2. Get your toddler to 'help out'
Once the baby has arrived, get your toddler involved in changing and caring for their sibling. That extra pair of hands can be useful to fetch the wipes and pass a clean nappy. This made my little one feel grown up and ensured he wasn’t left out. We bought him a dolly, which meant he had his very own baby to look after and we would change and dress them together. He loved carrying it in a makeshift sling as we went to the shops and would even breastfeed it!
3. Keeping your routine
Try to keep your toddler's routine the same as much as possible, to keep disruption to a minimum. I found that the new baby soon started to follow the same sleep and wake times, which made life so much easier. Although do be prepared to adapt to fit everyone’s needs. As I was breastfeeding, we got into a routine of me putting the baby to bed while my husband did my son's bedtime. One day my boy turned to me and said that I no longer loved him anymore as I just loved the baby. Oh my gosh. It broke my heart! Since then, we introduced a bottle for bedtime, so I could spend some nights doing his bedtime routine, which he loved.
One area that can be hard is keeping the toddler entertained and not feeling left out during the long feed times in those early days. We created a special box of toys, games, puzzles and books, which we only got out at baby's feed times. I was able to read stories to my son with him snuggled into me while the baby fed on the other side.
4. Accept help where you can
That saying ‘newborns are wasted on a first-time parent’ is so true! There is no chance for snoozes on the sofa and PJ days watching box sets with an energetic toddler around. While I was on maternity leave, we kept him going to nursery for a couple of days a week, which was definitely needed and helped to not only let me have some one-on-one time with the new baby, but also meant he got a day to run around and have fun with his friends, too. If sending them to nursery or a childminder isn’t an option, perhaps ask family members to take your toddler out for the day or even arrange for your partner to work from home once a week.
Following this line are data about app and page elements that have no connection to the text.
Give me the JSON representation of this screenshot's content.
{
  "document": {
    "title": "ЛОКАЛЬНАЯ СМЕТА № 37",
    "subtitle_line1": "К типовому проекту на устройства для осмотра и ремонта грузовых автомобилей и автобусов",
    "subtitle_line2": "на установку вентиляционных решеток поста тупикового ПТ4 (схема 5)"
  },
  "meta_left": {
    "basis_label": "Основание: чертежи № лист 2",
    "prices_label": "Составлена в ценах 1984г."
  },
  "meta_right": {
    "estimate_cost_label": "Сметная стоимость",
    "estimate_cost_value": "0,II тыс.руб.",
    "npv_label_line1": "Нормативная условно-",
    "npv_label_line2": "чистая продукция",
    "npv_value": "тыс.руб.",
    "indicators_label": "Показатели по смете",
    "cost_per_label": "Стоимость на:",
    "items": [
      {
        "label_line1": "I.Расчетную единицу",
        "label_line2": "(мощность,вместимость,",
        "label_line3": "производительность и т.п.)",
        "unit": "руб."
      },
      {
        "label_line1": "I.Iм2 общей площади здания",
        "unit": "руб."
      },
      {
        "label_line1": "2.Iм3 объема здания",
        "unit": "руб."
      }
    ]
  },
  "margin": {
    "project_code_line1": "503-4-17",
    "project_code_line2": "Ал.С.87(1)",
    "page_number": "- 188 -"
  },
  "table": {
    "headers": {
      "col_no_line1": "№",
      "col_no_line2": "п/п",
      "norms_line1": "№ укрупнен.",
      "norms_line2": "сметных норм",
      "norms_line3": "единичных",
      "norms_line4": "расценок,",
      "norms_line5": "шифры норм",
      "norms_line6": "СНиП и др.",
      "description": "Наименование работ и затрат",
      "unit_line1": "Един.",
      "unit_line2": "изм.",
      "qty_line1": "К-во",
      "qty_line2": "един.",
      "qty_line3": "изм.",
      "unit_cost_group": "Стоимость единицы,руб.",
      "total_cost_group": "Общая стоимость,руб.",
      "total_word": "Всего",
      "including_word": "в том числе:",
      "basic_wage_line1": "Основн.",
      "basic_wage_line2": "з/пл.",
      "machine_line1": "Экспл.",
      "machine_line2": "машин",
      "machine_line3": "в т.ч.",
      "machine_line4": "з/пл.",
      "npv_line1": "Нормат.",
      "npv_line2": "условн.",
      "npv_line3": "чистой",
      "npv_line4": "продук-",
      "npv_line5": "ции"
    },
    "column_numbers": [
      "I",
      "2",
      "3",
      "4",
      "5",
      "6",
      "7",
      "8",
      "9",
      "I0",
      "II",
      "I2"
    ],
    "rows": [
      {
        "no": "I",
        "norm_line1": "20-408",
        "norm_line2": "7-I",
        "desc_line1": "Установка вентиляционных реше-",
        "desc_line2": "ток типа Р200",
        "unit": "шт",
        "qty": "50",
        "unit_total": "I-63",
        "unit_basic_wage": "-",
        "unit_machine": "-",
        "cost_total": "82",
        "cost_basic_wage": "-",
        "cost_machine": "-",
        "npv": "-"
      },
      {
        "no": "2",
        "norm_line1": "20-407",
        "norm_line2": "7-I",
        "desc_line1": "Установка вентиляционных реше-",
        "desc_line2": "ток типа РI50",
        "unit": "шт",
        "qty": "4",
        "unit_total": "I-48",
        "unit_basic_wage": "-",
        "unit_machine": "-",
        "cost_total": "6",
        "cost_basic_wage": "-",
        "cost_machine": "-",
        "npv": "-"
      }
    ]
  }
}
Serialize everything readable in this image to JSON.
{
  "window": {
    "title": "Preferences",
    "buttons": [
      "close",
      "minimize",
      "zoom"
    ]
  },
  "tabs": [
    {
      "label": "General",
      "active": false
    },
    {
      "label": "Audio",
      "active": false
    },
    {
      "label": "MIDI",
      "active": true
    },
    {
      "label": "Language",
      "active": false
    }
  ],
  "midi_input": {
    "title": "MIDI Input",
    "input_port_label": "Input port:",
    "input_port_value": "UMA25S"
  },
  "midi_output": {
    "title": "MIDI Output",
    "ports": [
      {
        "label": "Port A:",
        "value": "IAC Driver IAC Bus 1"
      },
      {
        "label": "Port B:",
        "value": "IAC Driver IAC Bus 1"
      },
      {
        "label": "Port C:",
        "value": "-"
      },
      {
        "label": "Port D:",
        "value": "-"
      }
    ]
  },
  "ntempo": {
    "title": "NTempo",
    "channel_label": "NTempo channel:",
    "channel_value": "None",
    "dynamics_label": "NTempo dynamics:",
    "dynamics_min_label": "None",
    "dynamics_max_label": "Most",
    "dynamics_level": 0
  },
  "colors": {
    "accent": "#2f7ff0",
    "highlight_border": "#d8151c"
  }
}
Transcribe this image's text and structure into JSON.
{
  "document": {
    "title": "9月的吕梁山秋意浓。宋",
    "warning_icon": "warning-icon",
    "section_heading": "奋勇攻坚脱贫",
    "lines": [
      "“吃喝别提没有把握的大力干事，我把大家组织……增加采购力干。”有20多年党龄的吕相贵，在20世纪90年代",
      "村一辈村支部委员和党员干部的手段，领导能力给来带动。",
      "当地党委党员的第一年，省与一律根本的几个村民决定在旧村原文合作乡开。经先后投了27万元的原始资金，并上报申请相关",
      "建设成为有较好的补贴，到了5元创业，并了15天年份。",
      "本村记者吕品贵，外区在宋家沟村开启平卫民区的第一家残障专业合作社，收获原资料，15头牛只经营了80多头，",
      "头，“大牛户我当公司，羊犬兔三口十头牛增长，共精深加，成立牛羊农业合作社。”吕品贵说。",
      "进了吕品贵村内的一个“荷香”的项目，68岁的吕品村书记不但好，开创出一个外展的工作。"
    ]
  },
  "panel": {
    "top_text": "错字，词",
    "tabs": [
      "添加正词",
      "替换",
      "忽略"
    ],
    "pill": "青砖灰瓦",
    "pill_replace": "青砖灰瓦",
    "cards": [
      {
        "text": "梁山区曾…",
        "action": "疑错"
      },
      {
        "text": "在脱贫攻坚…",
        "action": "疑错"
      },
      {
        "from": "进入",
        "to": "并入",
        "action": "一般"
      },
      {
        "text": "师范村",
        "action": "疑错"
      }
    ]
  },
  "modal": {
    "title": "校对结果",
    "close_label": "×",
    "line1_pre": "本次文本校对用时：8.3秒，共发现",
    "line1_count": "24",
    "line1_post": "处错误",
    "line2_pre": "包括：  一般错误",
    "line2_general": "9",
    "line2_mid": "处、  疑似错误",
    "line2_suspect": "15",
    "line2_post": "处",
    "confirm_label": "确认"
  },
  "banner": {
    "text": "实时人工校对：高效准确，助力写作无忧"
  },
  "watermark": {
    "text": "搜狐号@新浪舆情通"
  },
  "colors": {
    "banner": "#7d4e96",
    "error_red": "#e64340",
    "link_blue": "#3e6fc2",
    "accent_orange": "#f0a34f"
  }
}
It is also essential to make time for yourself. I was absolutely craving just being alone for an hour to sit in peace. Having two kids constantly attached to you crying and talking can wear you down. Even just a long bath or walk to the local café so you can sit and drink a hot cuppa while browsing Instagram will recharge you.
5. Encouraging their bond
Watching your toddler cuddle their little sibling for the first time is one of the best feelings in the world. I would encourage you to allow them to play and interact with the baby as much as possible. It can be hard not to jump in if you feel they are getting a bit rough, but you will soon realise that newborns are slightly more robust than you thought!
Spend time together with the baby trying to get them to smile, laugh or clap their hands. My toddler loved making his sister laugh; whenever she gave him a smile I would say, ‘wow look how much she loves you. You are the best big brother ever.’ There is still no one that can get such big belly laughs from her than he can! She is his number one fan, whose little face lights up when he walks in the room. It fills my heart with so much joy and makes all the stresses of motherhood – and having two children – so worth it.